Friday, October 21, 2011
This book popped up during a chat on Weavolution and I decided to take a look at it. To buy it is prohibitive but I was able to get it on inter-library loan for a mere $8. Well worth it to satisfy my curiousity.
As the title says, the primary focus is to identify fibres for forensic purposes. As such, the book goes into much greater detail than a handweaver would be able to. Not very many of us have spectroscopes and electron microscopes etc.
I found the chapter on fibre characteristics interesting as it went into far greater detail than most textile science books. There is a great chart showing the classification of fibres.
But probably the greatest value this book has for weavers (and spinners) is the extensive book list that follows each chapter. If you are interested in details of fibres and yarns, here is a great place to start looking for information.
Of course there is always my favourite source book, A Guide to Textiles for Interior Designers by Jackman and Dixon. Judith MacKenzie has a brief overview of different fibres in her book The Intentional Spinner. Or Google 'textile science' and I'm sure you'll come up with lots of hits.
It is my belief that, in order to make good choices for our textiles, at least a rudimentary level of knowledge about fibre characteristics is essential. I'm very pleased that several more guilds are showing an interest in my topic A Good Yarn.
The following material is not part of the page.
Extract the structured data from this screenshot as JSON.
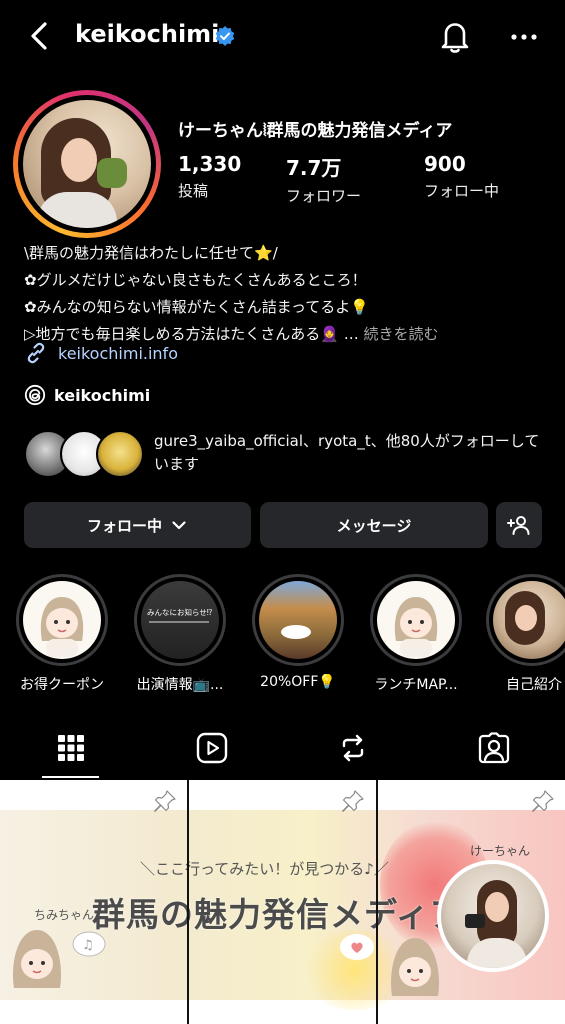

It looks like a couple of guilds will select that title for workshops/seminars next March.
Currently reading A Bitter Feast by S. J. Rozan